How to complete this task: Extract each line from the entries below that has the string "JSON" in it.

Data records:
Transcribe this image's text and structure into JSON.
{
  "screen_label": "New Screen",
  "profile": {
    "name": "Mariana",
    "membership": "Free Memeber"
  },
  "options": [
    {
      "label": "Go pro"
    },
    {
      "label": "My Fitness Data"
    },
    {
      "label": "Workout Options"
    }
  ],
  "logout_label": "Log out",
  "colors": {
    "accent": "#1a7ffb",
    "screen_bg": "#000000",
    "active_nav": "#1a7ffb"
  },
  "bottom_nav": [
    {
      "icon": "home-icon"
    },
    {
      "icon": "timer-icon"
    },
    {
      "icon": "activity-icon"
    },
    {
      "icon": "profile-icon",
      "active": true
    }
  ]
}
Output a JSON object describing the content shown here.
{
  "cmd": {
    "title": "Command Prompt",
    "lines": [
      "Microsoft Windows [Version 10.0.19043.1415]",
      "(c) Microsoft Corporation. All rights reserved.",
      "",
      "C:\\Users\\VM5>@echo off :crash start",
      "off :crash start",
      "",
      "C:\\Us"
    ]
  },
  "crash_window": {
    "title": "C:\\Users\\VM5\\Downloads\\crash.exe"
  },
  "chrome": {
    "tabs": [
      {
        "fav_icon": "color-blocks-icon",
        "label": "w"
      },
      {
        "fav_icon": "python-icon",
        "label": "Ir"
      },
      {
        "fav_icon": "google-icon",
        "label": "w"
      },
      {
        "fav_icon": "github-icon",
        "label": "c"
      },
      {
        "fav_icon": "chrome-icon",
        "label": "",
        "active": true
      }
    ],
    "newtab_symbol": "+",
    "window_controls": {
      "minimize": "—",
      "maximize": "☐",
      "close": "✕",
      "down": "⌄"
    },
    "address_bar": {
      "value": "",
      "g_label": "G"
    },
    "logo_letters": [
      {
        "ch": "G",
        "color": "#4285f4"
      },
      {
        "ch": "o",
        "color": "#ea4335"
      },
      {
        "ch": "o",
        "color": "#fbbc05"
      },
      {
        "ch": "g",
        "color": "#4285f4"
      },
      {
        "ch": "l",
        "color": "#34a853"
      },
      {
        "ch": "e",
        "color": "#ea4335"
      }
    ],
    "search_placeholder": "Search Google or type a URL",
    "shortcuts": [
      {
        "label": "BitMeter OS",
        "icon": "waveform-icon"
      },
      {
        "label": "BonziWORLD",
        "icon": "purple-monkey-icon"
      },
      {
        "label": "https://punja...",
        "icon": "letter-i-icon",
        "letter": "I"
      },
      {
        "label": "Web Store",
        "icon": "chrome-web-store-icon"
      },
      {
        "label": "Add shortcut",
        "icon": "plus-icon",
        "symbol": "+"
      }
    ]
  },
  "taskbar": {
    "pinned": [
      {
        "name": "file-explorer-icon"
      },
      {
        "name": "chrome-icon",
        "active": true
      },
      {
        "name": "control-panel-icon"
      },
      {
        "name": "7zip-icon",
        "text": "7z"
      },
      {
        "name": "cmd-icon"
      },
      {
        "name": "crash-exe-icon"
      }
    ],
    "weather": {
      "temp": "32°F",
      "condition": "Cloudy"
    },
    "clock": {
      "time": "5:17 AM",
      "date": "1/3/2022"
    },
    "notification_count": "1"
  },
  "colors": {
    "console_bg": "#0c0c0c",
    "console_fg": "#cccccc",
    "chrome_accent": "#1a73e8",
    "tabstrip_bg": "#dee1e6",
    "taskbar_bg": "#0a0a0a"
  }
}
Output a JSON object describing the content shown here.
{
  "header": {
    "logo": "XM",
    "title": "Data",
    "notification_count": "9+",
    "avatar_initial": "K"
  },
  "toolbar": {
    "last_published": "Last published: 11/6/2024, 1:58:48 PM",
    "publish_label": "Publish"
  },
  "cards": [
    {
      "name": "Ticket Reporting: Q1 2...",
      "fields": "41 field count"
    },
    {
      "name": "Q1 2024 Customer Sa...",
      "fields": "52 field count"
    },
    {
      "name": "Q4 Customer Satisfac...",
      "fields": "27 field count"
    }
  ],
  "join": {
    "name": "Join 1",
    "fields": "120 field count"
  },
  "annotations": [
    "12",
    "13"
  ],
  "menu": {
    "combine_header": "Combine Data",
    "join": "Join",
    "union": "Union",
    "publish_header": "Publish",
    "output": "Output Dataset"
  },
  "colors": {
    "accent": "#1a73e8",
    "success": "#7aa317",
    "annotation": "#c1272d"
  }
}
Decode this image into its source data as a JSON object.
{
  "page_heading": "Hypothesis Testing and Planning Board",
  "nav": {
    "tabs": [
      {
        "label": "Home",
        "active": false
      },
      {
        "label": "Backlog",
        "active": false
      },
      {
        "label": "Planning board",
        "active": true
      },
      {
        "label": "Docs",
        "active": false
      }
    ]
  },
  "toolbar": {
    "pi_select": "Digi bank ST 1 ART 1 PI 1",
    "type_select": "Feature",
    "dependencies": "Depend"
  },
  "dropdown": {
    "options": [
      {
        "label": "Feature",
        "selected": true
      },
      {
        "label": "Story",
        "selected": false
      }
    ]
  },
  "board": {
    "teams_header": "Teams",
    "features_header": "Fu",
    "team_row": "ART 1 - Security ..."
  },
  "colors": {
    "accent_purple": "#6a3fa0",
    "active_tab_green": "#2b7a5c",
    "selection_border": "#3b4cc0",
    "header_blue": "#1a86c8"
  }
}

Written response:
Transcribe this image's text and structure into JSON.
Output a JSON object describing the content shown here.
Output a JSON object describing the content shown here.
Decode this image into its source data as a JSON object.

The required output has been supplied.